Task brief: The answer must be a single number: how many lines in the entries below contain the word "username".

(Page and application data records)
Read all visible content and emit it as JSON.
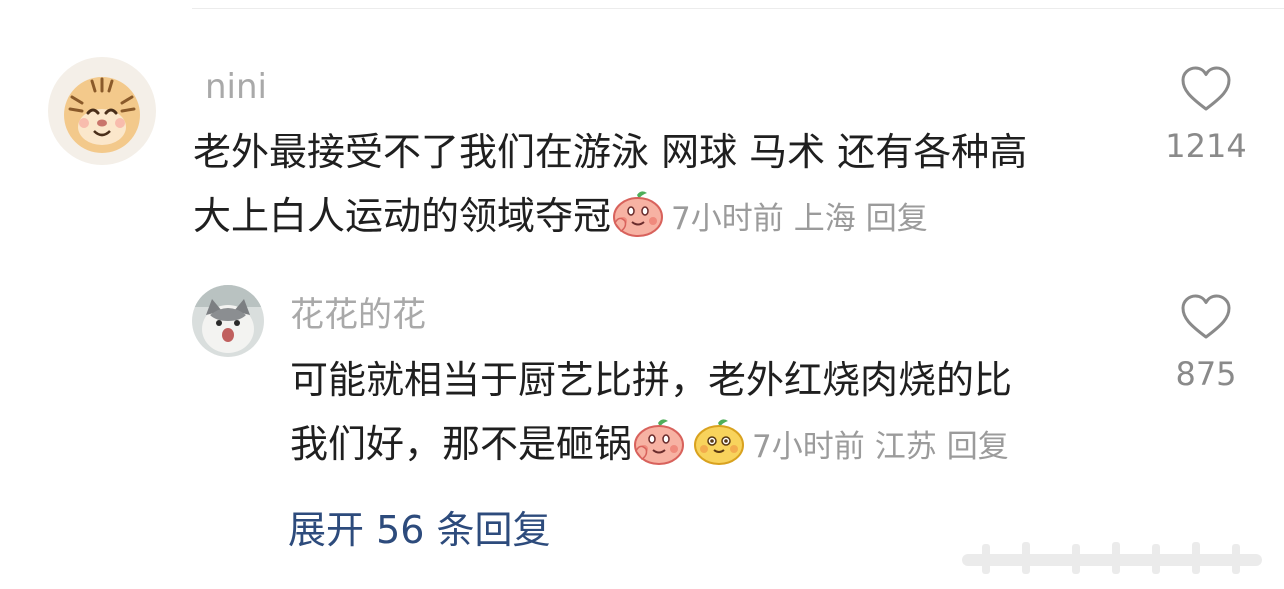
{
  "comments": [
    {
      "username": "nini",
      "text_line1": "老外最接受不了我们在游泳 网球 马术 还有各种高",
      "text_line2": "大上白人运动的领域夺冠",
      "time": "7小时前",
      "location": "上海",
      "reply_label": "回复",
      "likes": "1214",
      "emojis": [
        "shy-peach-emoji"
      ]
    },
    {
      "username": "花花的花",
      "text_line1": "可能就相当于厨艺比拼，老外红烧肉烧的比",
      "text_line2": "我们好，那不是砸锅",
      "time": "7小时前",
      "location": "江苏",
      "reply_label": "回复",
      "likes": "875",
      "emojis": [
        "shy-peach-emoji",
        "yellow-bun-emoji"
      ]
    }
  ],
  "expand_replies": "展开 56 条回复",
  "colors": {
    "text": "#1f1f1f",
    "username": "#a9a9a9",
    "meta": "#9b9b9b",
    "link": "#2d4b7c",
    "like_icon": "#8a8a8a"
  }
}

Exercise answer: 3